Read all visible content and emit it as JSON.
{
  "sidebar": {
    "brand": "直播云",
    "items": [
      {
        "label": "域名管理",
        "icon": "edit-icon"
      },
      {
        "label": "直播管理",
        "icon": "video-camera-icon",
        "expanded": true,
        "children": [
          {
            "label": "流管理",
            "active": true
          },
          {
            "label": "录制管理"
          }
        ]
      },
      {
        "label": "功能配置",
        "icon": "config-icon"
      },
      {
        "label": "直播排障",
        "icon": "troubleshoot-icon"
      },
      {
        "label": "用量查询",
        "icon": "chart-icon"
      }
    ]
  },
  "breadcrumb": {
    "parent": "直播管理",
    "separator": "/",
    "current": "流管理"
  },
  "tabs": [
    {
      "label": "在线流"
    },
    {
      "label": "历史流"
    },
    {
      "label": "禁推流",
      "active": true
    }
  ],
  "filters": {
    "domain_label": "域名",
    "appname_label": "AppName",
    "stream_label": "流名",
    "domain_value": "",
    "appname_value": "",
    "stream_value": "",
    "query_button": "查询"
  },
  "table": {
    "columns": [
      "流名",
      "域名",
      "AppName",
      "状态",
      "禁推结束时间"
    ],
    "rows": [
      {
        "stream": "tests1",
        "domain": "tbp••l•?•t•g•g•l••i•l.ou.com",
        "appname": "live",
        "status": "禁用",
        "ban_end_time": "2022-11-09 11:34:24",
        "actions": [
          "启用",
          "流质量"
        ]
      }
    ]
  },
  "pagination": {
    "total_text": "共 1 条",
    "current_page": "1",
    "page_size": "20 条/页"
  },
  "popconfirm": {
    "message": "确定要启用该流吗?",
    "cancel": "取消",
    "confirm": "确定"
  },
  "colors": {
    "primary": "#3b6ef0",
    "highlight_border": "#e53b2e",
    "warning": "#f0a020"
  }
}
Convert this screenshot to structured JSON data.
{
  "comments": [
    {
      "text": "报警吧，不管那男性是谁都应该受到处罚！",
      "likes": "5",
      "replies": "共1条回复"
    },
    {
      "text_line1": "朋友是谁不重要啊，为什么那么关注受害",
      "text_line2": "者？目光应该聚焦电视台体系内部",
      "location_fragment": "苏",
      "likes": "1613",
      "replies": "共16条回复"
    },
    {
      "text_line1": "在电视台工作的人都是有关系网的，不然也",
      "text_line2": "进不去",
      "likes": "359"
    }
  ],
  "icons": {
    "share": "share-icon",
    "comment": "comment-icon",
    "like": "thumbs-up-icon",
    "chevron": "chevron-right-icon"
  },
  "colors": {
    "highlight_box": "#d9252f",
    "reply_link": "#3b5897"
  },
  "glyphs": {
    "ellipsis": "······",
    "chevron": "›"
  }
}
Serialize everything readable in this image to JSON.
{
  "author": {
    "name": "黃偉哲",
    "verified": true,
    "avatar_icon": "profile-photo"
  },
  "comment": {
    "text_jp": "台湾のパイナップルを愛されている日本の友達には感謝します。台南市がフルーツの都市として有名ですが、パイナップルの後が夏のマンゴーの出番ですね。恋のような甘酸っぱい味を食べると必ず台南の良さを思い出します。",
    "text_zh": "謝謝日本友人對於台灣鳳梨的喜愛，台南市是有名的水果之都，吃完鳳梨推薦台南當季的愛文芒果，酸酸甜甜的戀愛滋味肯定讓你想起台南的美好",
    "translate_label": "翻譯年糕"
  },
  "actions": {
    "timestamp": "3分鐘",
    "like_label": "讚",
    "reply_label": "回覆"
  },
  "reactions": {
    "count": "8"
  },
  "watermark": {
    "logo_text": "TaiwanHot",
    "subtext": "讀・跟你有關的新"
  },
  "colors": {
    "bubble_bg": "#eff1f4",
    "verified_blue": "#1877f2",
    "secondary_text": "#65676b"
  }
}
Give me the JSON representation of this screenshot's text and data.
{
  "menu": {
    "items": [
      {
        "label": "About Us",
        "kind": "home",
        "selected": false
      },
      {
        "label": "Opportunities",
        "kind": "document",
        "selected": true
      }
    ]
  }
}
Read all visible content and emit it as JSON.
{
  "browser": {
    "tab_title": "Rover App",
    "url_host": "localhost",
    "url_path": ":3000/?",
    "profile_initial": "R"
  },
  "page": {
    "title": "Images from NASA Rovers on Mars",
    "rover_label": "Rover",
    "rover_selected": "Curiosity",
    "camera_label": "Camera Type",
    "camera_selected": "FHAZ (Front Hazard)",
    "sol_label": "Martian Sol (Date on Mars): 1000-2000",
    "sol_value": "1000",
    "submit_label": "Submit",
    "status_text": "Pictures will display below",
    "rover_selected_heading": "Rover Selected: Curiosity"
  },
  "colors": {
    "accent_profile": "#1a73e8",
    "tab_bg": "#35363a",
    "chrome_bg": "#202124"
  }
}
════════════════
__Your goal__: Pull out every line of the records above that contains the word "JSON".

__Written solution__:
Read all visible content and emit it as JSON.
Convert this screenshot to structured JSON data.
Serialize everything readable in this image to JSON.
Give me the JSON representation of this screenshot's text and data.
Read all visible content and emit it as JSON.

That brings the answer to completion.